Unlike most of Yemen's soldiers, those at the Umaliqa base had refused to take sides in the civil war between the Iran-allied Houthis and the government, which escalated when a military coalition led by Saudi Arabia intervened in March last year.
The Houthis had tolerated the neutrality until launching a surprise push into the facility in Amran province and seizing its large cache of weapons at dawn, according to local officials.
Several of the soldiers defending the base were killed during the assault, they added.
Abdel-Malek al-Mekhlafi, Yemen's foreign minister and the government's top delegate to U.N.-backed negotiations with the Houthis in Kuwait, said the move had "torpedoed" the talks.
"We will take the appropriate position in response to the Houthi crime at the Umaliqa base in Amran for the sake of our people and country," he wrote on his official Twitter account.
Buttressed by a truce which had been largely holding since April 10, talks in Kuwait had been inching ahead in recent days and the Houthis said Saudi Arabia released 40 Yemeni prisoners it had been holding on Saturday.
For its part, Yemen's Houthi-run state news agency Saba accused the mostly Gulf Arab coalition and Yemeni government forces of violating the truce 4,000 times, saying shelling, bombing raids and warplane overflights had raised tensions.
The war has killed at least 6,200 people and unleashed a humanitarian crisis in the already impoverished country.

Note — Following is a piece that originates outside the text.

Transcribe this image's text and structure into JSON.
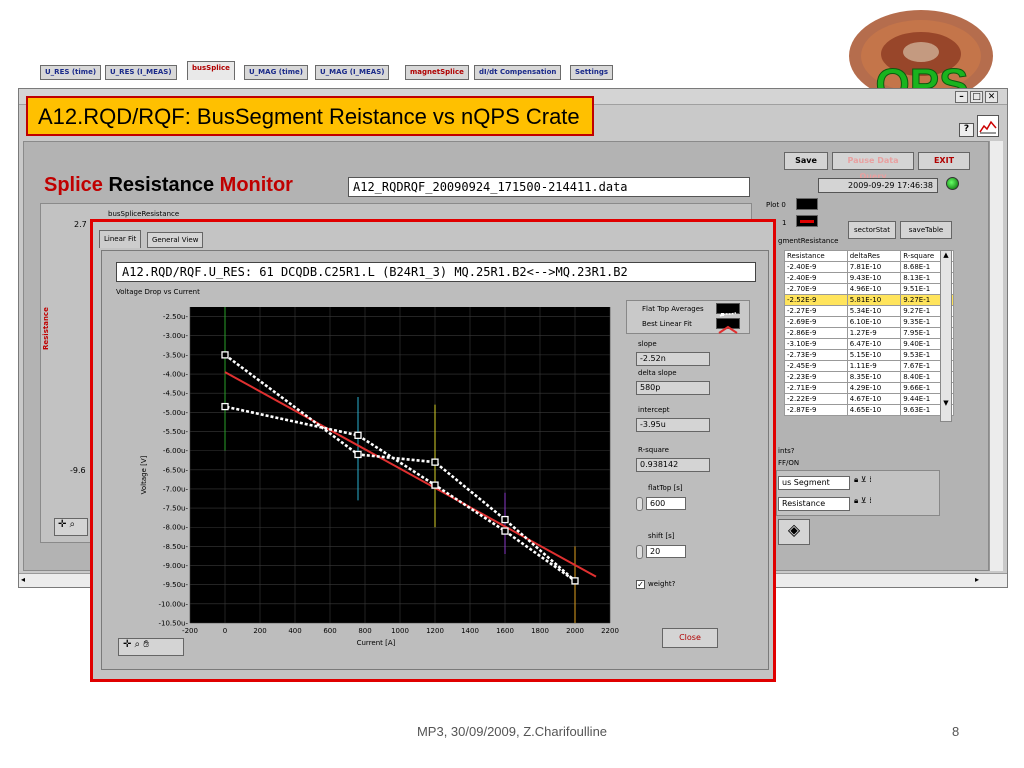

Yemen's army has split, and military bases and commanders have mostly either taken the Houthi or government side.
(Reporting by Mohammed Ghobari and Noah Browning; Editing by Alison Williams)